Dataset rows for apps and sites
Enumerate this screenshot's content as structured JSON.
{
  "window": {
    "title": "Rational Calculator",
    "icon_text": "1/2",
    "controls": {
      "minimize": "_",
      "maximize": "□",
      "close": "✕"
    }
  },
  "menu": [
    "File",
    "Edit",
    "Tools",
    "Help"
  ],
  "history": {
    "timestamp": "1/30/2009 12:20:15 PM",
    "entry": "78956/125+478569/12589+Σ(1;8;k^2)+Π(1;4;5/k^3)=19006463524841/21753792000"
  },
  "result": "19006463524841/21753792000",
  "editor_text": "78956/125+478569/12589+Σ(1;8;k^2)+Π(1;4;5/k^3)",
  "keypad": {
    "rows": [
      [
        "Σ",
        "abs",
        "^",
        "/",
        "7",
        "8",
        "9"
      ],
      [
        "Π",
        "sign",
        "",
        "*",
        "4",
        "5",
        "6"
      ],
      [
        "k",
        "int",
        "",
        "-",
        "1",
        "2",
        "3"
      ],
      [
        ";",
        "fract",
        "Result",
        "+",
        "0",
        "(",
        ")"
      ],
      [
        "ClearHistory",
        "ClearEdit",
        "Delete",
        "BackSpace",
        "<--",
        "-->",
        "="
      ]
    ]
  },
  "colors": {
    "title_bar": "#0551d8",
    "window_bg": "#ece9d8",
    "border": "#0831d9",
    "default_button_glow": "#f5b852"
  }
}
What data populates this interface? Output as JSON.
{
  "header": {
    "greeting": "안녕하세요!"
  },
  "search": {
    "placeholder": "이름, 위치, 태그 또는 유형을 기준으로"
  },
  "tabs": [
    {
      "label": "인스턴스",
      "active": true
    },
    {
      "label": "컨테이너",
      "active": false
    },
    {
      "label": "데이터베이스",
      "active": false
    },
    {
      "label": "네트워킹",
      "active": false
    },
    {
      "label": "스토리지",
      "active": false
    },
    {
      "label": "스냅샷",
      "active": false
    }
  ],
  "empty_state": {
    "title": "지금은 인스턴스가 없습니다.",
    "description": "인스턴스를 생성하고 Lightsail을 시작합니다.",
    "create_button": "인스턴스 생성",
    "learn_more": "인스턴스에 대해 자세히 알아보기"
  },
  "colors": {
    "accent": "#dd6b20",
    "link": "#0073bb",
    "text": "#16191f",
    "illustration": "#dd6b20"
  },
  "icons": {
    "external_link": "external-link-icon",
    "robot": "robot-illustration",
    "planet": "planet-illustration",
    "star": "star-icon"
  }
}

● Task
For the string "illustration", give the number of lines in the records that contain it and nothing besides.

● Solution to this exercise
3